The clouds parted last weekend. Hubby came home to tend to business related to retirement. Get signed up for our own health care insurance. Get finances in order. We discussed everything calmly, no real reason to get upset. Made decisions, budgeting, when to sign up for this benefit, that investment, structuring this withdrawal. And then he said it.

“You’re probably going to outlive me by a long time.”

I got a little cold.

He, being a man of science and math, had a point with the calculation of the odds. His mom was in her early 80’s, but spent the last years in poor health. His father was only 40, and his end came from a head injury. His grandma was in her 70’s.
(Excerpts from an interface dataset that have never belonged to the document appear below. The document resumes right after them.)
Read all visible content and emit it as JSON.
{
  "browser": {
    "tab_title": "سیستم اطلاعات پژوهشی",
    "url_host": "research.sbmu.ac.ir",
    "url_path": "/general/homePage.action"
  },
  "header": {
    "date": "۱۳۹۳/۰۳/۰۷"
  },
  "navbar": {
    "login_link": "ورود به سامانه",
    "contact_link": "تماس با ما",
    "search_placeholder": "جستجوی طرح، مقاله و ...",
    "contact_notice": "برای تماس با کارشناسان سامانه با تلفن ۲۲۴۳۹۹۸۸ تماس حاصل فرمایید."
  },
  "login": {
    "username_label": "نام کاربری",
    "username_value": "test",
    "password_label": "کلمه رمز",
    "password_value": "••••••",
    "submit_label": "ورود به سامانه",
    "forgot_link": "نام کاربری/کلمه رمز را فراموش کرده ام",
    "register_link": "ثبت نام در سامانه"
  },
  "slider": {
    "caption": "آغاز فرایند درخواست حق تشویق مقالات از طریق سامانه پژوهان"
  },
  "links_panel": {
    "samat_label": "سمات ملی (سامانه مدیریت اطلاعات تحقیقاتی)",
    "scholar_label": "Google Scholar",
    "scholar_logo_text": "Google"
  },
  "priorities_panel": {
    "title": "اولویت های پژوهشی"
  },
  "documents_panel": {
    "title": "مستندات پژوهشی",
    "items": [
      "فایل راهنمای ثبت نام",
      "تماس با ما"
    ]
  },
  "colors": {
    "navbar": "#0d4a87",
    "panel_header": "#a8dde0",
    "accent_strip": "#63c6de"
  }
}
My family, however, was a different story. Both my parents smoked two packs a day. The last thing I saw my mom do the day she died was puff away on a cigarette. My dad smoked until his first heart attack and successfully quit, but did a lot of damage to himself with the diabetes and the drinking. Neither made it to 70. Three out of my four grandparents made it into their eighties and way beyond. Grandpa G. was a noncompliant diabetic and passed in his 50’s. Gram G. was 80-something, and the leukemia couldn’t be helped. Grandpa L. was 96. Pneumonia. He was getting pretty fuzzy at the end. Grandma L. was 98. I really believe that she’d still be here if she hadn’t broken her hip. Until her last week on this side, she was was as sharp as a tack and still slicing and dicing politics with the best of them when she wasn’t watching boxing of professional wrestling. (For the skill and expertise, you know. Yes, Grandma, I really would love to buy the Mackinac Bridge from you.)

My meditation teacher once said that impermanence is a gift. Watching the leaves fall is bittersweet, but the new ones will come in next April. It saddens me that my friend’s father made his passage, but my God, he had cancer and midstage Alzheimer’s. And while this week passes in a blizzard of paperwork and revamping budgets and the chill of remembering that we will not be here forever, we have the relief that Hubby has taken back his soul and made room for his true passion of woodwork.

We have another retirement-related meeting tomorrow. While we don’t know quite what’s in front of us, we can see a little further down the road. It’s still long, but we know and from some orientations can see that there’s an end.